I did have a few minor problems, though. While many of the exercises are good, some of them seemed rather trivial. The chapter on conformal mapping could use some work. The binding on mine started to come apart by the end of the semester, although that may have been my fault.
The book is clearly written and well-organized, with plenty of examples and exercises. My only significant criticism of the first edition was the author's tendency to label many examples of contour integration as theorems. Technically, there is nothing wrong this, but I found that some of my students tended to memorize the statements of these "theorems" rather than focus on the methods of integration discussed (for example, "Pac-Man" integrals with branch cuts along rays other than the positive real axis). Nonetheless, this is a fine text that has--not surprisingly--continued to be widely used for over two decades.
What is worse is that the examples tend to require compound knowledge. That is, they tend to test your ability to grasp more than one concept at a time instead of sequentially building up that current subjects. Also, please note that many of the examples assume that you worked out a problem in the previous exercises.
As for the lack of rigor, it can make some areas of complex variables easy (specially the areas involving deformations), while making other things much harder. Geometric intuition will be highly emphasized but poorly depicted. Overall, I hated this book because I had to beat myself up to grasp examples.
About the authors: Dr. Marsden was a truly elite ISI cited researcher and applied mathematician with a very deep understanding of the topic (he passed away last year) and Dr. Hoffman is a quality mathematician, and a gifted writer with a keen historical sense of the development of ideas within math. They make a great team.
The strength of the book, as some other reviewers have noted, is its thoroughness - the book does not skimp on proofs or on the technical development of the subject. As a student, this is very intimidating. Yet, over time, with more mathematical maturity, the book grew on me. The technical arguments that I found unnecessary and difficult to follow became enlightening and enriching, and helped me to better understand the material And the fact that it was not organized in the manner of an abstract algebra book, but rather had slight variations, and extensions of the discussions became quite appealing to me after time.

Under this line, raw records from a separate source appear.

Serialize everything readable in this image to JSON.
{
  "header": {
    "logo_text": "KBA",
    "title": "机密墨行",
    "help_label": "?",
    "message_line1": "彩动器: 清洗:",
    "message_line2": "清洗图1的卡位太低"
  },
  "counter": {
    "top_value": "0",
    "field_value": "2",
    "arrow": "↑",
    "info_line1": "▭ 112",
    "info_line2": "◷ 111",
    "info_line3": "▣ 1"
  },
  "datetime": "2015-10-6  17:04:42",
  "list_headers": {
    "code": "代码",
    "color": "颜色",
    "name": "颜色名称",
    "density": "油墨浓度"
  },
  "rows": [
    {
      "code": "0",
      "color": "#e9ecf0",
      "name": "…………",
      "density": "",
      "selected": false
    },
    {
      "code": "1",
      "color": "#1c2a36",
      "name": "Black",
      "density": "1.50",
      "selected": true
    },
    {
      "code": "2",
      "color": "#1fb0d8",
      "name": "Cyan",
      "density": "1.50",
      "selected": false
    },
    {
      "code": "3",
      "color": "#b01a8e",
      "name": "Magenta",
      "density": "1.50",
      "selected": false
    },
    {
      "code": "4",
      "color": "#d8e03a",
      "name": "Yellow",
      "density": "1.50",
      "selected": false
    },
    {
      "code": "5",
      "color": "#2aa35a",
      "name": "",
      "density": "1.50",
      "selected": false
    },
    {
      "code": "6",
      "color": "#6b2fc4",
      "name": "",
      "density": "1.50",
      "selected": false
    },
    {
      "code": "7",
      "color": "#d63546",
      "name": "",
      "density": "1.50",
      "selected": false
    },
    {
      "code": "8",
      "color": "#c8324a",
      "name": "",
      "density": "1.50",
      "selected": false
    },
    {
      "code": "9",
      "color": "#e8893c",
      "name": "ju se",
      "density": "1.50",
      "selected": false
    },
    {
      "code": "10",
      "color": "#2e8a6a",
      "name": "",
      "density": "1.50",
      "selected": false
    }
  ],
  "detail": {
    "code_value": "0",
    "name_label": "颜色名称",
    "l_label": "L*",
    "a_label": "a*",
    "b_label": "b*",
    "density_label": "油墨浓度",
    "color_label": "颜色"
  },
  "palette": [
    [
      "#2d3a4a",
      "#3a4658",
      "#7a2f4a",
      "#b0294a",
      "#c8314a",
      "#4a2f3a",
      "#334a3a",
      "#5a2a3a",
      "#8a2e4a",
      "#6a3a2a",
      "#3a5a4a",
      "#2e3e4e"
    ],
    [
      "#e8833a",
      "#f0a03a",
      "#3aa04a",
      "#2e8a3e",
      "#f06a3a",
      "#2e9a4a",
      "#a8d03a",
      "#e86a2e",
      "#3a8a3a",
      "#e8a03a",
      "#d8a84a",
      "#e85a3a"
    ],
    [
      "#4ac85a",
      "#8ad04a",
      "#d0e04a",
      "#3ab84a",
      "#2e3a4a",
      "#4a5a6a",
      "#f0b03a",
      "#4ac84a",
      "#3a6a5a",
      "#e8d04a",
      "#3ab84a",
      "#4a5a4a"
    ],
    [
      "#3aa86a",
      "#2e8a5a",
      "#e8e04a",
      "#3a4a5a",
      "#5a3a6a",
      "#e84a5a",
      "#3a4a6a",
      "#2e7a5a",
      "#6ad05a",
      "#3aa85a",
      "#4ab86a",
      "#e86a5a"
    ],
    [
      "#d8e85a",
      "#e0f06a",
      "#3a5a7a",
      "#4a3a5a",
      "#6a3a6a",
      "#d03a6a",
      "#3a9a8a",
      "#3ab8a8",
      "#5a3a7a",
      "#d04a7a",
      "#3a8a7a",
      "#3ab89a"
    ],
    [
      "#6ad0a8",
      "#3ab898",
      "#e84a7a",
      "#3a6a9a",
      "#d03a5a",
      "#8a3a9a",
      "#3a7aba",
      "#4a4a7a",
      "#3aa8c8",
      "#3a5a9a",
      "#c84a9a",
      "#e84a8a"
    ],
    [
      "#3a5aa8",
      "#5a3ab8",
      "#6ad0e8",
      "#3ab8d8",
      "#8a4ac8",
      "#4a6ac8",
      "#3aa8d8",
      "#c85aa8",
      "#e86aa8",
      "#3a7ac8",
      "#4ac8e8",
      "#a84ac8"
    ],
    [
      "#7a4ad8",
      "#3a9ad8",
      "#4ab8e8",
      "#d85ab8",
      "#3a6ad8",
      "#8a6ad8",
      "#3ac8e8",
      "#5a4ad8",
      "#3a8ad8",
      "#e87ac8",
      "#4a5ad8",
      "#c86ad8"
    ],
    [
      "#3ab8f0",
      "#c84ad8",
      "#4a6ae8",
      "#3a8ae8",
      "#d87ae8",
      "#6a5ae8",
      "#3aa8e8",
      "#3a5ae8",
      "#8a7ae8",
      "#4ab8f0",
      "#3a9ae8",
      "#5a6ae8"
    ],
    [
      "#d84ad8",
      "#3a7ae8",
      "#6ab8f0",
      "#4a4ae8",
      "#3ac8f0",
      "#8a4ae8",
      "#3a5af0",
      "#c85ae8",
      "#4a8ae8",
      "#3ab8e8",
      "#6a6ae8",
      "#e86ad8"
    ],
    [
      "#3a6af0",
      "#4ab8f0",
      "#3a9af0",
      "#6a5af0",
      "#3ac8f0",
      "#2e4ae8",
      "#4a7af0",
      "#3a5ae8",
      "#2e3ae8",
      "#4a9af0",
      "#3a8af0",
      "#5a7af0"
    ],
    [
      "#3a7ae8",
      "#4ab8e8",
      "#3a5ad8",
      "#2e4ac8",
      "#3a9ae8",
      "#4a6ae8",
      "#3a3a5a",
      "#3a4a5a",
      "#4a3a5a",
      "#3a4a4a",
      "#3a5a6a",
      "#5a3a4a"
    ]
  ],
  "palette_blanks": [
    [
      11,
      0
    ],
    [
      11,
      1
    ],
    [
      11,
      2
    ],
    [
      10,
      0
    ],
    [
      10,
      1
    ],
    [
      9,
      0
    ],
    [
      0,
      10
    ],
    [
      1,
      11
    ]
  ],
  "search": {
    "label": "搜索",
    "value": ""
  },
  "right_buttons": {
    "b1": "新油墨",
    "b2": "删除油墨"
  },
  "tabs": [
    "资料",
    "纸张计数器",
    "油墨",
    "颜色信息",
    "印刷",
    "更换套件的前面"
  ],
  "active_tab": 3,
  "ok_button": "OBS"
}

I think that one helpful standard is that the reader needs to have a solid background both in Analysis and abstract algebra (or at least a difficult upper level math class like topology). I would say that this book is written at the senior undergrad or grad level. Without a solid background, the books will be and is extremely intimidating. Perhaps it is helpful to have a second, less challenging, more computational complex analysis book beside this to get a picture of the forest instead of the trees. But other than that the book is wonderful.
Most Recent Customer Reviews
this book mostly just explains concepts, provides worked out problems and then provides problems for the reader to solve. I think this book does what is expected. Read morePublished 8 days ago by Patrick Staight
I wish there was more examples. Also, the book is a little bit too wordy. The author should use less words but more examples. Read morePublished on March 15, 2012 by James
It gets the job done. Nothing particularly thrilling, but it's not like I have a lot of experience with complex analysis textbooks. Read morePublished on April 5, 2011 by Alec Cooper
This book has excellent examples and most of the proofs are very easy to understand. It's a great book to use if you're learning complex analysis on your own. Read morePublished on June 18, 2010 by Fixed Point
It's a good book. The wording is precise and clear, there are plenty of examples and diagrams, and it seems to be well organized. Read morePublished on February 3, 2009 by Brad Conte
I needed this book for a class. I got it new for half of my local bookstore's price. Quick shipping, perfect condition!Published on January 7, 2009 by agouge
Used this book as an undergraduate... hated it... I kept using a little thin old edition of "Complex Variables and Applications" by Churchhill to actually teach math using... Read morePublished on July 9, 2007 by J. Rounds